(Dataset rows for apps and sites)
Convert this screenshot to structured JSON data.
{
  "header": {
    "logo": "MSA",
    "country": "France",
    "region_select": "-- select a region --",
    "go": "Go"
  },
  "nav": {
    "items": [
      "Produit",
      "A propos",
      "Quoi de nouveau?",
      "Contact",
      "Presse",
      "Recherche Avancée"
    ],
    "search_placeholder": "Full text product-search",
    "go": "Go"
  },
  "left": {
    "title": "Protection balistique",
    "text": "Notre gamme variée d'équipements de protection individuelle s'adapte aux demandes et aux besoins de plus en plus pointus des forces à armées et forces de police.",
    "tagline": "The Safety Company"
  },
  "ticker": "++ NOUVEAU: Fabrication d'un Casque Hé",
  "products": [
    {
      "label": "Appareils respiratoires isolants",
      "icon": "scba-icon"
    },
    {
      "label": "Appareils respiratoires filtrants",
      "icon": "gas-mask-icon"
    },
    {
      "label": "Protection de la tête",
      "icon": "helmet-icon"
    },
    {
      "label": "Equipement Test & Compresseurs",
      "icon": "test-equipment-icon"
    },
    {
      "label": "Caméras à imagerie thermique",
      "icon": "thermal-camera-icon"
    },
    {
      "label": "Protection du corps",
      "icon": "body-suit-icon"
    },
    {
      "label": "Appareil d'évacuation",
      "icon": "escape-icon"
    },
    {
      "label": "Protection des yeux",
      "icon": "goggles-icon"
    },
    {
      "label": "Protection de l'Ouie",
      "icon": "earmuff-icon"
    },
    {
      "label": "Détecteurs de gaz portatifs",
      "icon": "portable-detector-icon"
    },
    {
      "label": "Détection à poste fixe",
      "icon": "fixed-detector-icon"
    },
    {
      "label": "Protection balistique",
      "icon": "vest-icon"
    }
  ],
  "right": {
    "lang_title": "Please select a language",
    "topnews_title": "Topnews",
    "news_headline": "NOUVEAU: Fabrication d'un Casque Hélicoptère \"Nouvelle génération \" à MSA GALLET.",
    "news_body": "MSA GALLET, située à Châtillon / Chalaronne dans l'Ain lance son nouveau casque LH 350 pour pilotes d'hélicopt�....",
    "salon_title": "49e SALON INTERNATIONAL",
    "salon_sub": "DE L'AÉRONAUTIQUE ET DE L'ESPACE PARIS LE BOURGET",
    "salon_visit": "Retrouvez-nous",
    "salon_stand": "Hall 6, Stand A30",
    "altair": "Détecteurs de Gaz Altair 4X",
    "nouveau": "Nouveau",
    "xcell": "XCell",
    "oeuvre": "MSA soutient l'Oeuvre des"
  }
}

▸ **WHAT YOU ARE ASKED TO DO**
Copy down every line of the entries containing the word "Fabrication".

▸ **WRITTEN REPLY**
  "ticker": "++ NOUVEAU: Fabrication d'un Casque Hé",
    "news_headline": "NOUVEAU: Fabrication d'un Casque Hélicoptère \"Nouvelle génération \" à MSA GALLET.",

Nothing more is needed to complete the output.